The key to successful Sauvignon Blanc is getting a balance between these more tropical fruity aromas and the green herbal notes, and this is what South Africa seems to be doing very effectively. Part of this comes down to growing the grape in the right place, either in cooler regions (such as Constantia, Darling or Elgin) or in cooler spots (such as south-facing vineyard blocks) in otherwise quite warm regions. But it is interesting to note that even among the leading examples of South African Sauvignon there are stylistic differences.

Perhaps the biggest difference in style relates to the level of greenness, contributed by the methoxypyrazines. Some people just can’t get enough of them, while others can only tolerate them in small quantities. A little grassy, green pepper character is an important element of Sauvignon style, adding freshness and focus to the wine. Sometimes, however, this character can be dominant, resulting in overtly green herbal wines. Still, the high-methoxypyrazine style is very successful with some consumers. An example would be Springfield Estate’s Life From Stone Sauvignon Blanc, which is one of South Africa’s most celebrated Sauvignons. Personally, I find this level of greenness off-putting, but this is very much an individual taste issue. My preference is for wines with less of this character, such as Warwick Estate (Professor Black) or Vergelegen.

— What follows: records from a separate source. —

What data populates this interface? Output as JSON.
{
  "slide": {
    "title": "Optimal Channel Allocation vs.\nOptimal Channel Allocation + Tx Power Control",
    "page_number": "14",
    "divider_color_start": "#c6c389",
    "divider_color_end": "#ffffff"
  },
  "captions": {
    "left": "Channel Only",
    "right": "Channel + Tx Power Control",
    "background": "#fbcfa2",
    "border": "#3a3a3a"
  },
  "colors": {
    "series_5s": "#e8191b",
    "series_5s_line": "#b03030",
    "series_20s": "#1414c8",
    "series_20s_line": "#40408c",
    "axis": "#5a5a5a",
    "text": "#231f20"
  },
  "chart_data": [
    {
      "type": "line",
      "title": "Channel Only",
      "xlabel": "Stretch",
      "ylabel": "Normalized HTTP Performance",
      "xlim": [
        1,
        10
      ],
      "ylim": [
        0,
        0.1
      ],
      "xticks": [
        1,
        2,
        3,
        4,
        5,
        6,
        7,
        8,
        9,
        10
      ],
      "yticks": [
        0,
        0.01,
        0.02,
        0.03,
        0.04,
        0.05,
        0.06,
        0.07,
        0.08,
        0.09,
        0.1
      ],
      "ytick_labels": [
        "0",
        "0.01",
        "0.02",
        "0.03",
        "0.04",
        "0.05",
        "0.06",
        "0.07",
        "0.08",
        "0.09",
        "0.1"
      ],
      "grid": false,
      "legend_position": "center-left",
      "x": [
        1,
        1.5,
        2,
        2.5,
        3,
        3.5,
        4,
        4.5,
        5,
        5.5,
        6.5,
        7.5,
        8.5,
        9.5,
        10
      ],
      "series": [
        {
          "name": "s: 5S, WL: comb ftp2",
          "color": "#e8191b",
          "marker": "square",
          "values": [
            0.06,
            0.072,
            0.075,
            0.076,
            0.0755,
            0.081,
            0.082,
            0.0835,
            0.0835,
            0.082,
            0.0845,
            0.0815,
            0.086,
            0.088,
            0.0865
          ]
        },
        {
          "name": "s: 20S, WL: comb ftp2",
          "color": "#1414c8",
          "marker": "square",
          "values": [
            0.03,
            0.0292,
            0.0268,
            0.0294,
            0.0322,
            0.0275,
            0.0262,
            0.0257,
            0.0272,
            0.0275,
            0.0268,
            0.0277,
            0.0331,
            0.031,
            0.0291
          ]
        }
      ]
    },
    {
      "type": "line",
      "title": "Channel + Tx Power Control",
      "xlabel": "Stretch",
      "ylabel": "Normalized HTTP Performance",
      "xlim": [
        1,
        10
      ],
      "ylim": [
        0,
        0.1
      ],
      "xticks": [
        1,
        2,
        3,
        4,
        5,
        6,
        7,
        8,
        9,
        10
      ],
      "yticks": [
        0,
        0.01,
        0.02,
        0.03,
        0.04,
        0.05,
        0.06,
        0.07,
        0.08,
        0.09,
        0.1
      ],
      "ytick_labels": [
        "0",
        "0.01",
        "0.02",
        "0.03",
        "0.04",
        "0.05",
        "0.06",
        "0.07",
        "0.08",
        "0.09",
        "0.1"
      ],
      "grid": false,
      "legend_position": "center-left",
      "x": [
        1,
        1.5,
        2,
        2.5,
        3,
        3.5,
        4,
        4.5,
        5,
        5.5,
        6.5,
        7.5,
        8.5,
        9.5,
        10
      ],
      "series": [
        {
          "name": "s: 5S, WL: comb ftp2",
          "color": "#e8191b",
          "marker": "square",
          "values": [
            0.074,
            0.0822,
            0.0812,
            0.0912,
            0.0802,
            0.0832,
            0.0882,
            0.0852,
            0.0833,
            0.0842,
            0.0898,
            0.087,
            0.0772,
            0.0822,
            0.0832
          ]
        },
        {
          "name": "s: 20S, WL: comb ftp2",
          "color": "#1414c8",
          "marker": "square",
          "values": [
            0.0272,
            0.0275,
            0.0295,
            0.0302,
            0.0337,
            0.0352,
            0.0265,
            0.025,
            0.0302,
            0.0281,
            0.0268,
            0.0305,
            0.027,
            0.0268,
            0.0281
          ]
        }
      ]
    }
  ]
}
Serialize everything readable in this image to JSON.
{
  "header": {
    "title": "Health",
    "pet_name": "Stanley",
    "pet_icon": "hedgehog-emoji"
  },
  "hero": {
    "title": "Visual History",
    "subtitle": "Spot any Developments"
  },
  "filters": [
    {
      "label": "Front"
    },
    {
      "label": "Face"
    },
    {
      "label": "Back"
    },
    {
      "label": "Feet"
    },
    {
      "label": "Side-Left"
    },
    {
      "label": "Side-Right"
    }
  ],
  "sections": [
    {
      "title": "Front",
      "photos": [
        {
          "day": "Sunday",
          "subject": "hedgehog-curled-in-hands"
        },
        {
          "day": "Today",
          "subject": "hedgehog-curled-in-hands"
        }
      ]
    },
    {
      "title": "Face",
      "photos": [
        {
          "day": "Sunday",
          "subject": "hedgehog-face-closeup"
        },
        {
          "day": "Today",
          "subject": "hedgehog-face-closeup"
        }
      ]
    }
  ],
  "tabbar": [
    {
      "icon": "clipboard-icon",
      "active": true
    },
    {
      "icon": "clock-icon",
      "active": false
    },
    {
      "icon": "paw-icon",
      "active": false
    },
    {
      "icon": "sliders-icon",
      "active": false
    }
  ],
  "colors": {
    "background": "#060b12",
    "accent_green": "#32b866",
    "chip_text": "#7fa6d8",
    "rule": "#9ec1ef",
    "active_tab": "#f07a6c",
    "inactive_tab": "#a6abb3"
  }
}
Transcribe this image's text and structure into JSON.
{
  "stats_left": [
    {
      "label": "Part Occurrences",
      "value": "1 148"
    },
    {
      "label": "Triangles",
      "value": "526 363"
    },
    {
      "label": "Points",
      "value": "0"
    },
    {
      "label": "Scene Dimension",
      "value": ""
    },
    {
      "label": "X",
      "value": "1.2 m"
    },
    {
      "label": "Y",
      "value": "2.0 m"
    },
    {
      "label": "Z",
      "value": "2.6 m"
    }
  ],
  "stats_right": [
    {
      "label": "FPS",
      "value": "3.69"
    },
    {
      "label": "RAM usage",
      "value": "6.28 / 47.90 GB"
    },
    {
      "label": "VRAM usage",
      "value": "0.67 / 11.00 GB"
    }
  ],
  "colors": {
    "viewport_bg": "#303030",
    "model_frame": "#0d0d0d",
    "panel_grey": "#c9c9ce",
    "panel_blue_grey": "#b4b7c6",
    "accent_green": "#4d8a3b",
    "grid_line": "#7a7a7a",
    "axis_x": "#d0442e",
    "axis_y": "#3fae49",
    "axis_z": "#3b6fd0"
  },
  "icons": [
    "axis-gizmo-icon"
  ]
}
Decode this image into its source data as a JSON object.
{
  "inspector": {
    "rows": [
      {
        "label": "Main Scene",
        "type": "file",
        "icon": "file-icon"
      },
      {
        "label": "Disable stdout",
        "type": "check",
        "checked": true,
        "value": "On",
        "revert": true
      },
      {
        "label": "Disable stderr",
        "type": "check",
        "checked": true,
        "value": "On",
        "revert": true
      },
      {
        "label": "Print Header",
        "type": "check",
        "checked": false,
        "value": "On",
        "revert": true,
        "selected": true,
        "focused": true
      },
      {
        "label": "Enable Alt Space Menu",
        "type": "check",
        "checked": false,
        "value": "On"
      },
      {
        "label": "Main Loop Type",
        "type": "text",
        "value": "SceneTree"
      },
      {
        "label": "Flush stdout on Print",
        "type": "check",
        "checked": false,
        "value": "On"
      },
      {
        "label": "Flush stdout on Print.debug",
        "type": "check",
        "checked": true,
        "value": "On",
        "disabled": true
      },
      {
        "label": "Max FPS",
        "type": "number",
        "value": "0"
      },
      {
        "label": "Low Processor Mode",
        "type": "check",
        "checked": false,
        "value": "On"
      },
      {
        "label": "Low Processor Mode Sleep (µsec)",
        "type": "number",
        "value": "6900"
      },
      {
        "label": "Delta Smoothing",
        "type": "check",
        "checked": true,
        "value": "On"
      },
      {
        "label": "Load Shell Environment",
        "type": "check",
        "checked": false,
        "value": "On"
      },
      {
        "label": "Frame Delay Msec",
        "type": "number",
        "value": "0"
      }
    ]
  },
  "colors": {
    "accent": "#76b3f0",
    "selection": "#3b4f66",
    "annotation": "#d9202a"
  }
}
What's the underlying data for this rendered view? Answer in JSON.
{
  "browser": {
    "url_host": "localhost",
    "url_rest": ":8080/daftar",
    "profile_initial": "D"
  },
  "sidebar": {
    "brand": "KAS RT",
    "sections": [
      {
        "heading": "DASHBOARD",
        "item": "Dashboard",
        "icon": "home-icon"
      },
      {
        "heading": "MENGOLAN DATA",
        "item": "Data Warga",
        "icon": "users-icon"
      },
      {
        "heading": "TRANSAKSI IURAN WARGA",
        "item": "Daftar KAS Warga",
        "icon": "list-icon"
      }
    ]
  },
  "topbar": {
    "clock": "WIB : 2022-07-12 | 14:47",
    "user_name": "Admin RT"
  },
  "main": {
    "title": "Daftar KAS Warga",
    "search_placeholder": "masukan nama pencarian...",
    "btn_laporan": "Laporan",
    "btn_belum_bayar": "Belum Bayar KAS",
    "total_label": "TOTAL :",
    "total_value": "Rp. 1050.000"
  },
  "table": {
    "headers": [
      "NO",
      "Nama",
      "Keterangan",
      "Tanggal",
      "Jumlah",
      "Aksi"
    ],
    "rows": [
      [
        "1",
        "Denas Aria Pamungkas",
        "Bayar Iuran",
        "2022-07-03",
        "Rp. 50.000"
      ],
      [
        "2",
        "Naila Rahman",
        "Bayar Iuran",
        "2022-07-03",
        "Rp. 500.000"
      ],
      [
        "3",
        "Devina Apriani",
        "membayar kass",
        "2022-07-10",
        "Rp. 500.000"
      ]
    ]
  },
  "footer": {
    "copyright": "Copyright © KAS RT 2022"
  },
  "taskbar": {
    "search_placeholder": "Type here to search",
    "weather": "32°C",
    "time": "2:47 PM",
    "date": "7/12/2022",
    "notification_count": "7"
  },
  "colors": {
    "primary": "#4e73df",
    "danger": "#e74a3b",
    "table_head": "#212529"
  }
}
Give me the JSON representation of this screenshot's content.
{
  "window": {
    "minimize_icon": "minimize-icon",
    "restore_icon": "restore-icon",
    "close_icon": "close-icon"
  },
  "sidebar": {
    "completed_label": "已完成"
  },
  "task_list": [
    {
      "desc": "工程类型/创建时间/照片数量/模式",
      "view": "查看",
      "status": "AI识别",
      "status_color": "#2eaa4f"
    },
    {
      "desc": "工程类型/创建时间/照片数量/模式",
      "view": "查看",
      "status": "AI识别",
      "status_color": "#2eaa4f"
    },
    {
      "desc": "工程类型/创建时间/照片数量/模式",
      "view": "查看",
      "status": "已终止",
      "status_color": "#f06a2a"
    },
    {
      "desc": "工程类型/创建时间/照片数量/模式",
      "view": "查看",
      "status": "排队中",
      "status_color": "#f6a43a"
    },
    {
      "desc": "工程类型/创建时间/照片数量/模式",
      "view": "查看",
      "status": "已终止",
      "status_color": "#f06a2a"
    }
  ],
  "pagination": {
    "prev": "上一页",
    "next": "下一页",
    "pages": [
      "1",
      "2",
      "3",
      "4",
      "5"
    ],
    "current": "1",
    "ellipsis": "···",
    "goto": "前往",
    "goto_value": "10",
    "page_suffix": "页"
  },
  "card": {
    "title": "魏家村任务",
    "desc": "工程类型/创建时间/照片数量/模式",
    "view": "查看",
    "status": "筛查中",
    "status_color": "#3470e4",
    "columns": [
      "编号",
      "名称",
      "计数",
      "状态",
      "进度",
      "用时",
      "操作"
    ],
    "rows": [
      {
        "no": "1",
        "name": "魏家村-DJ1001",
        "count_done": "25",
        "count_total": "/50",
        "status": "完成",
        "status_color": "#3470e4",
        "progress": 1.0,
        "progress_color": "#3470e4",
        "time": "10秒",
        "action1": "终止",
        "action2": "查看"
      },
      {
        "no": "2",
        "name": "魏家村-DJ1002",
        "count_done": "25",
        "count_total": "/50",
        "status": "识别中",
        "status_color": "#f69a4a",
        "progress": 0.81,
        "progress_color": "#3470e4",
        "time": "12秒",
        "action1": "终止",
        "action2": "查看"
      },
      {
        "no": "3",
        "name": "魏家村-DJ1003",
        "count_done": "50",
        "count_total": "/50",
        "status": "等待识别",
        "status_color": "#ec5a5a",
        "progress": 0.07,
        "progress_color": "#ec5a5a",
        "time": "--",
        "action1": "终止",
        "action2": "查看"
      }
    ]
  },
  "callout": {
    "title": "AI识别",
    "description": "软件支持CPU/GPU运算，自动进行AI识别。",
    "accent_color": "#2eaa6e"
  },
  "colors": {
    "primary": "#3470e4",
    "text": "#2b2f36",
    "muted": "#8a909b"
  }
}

While Sauvignon Blanc has proved immensely popular with consumers, there has always been a feeling that it is a non-serious variety. You just don’t find many Sauvignons priced £15 and over, whereas for most other varieties, this sort of price ceiling doesn’t exist. For this reason, it’s exciting to see the work being done by Duncan Savage at Cape Point Vineyards. From this cool, maritime spot Duncan has for some years been making one of South Africa’s top Sauvignons. With some oak and a bit of Semillon in the blend, the Cape Point Isliedh is one of the world’s best expressions of Sauvignon, complex and precise and capable of ageing. This is the sort of wine that could see Sauvignon taken much more seriously by the fine wine community.